The overall health of the U.S. banking industry improved in the first quarter as net income set a two-year-high of $18 billion, but the largest firms enjoyed a disproportionate share of the gains.
The Federal Deposit Insurance Corp provided a mixed picture of the recovery of the bank industry on Thursday, with small institutions still feeling the strains of tough credit conditions, but with a slower rate of deterioration.
The number of U.S. problem banks increased about 10 percent during the quarter to 775 -- a smaller jump than the 27 percent rise during the fourth quarter.
Bank failures and consolidation drove the number of U.S. insured banks down below 8,000 -- the first time in the FDIC's 76-year history.
There are encouraging signs in the first-quarter numbers, FDIC Chairman Sheila Bair said in a statement. Industry earnings are up. More banks reported higher earnings, and fewer lost money.
The improvement in earnings was largely due to a reduction in the amount of money that banks set aside for anticipated loan losses. However, the bulk of that reduction was concentrated among a few of the largest banks, the FDIC said.
In a sign that the FDIC does not anticipate further huge losses to the insurance fund due to bank failures, the agency reported a $145 million increase to the fund balance. That is the first such increase in two years.

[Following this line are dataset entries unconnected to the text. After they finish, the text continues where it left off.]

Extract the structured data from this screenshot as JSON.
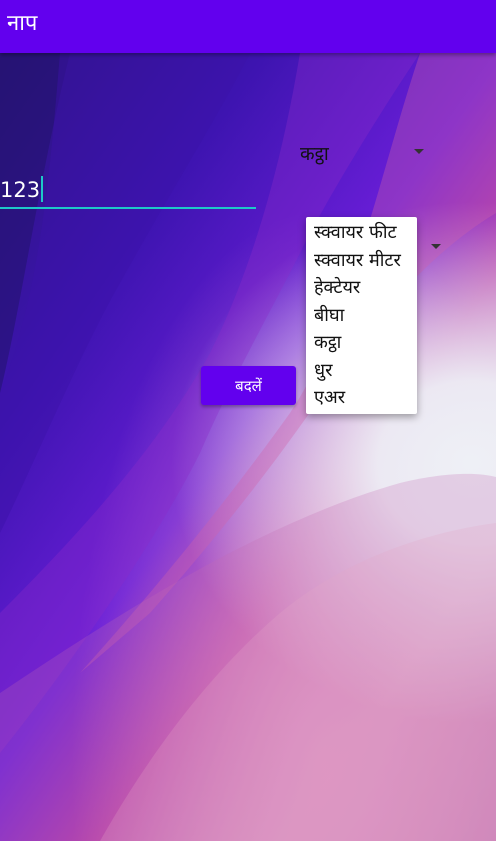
{
  "app_bar": {
    "title": "नाप"
  },
  "from_unit": {
    "selected": "कट्ठा"
  },
  "amount_input": {
    "value": "123"
  },
  "convert_button": {
    "label": "बदलें"
  },
  "to_unit_menu": {
    "options": [
      "स्क्वायर फीट",
      "स्क्वायर मीटर",
      "हेक्टेयर",
      "बीघा",
      "कट्ठा",
      "धुर",
      "एअर"
    ]
  },
  "colors": {
    "primary": "#6200ee",
    "accent": "#1ec8c8"
  },
  "icons": {
    "dropdown": "dropdown-arrow-icon"
  }
}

In the first quarter, the FDIC set aside $3 billion in additional provisions for expected bank failures, compared with $17.8 billion in the prior period.
The fund balance remains a negative $20.7 billion, but the FDIC has plenty of cash on hand after asking banks to prepay three years of industry assessments.
LENDING PULLBACK EASES
Banks are positioning themselves for an increase in lending -- a key initiative of the Obama administration -- but the FDIC noted that loan balances are still depressed.
An accounting change that took effect at the beginning of the year skewed the numbers, making it appear that loan balances grew by 3 percent during the first quarter. Without the change, loan balances would have declined for the seventh quarter in a row.
Nevertheless, allowing for the effect of the accounting change, it appears that the rate of decline in loan balances may have already peaked, Bair said.
Bair also reiterated her belief that bank failures would peak this year, and said bad commercial real estate loans were still a cause of failures.
The FDIC expects the number of bank failures this year to exceed last year's 140.
But in a sign of nascent recovery, the FDIC is seeing higher bids in failed bank auctions, and in the past several weeks, more banks have been able to raise capital to boost their balance sheets or acquire other banks.
Bair struck a cautiously optimistic tone about the outlook for the bank industry, saying market disruptions are still possible and could hinder the recovery.
Her comments came as other regulators testified before a Senate panel about the still-mysterious May 6 market plunge that was complicated by fears of Greece debt problems.
The banking system still has many problems to work through, Bair said, and we cannot ignore the possibility of more financial market volatility.
(Reporting by Karey Wutkowski; Editing by Tim Dobbyn)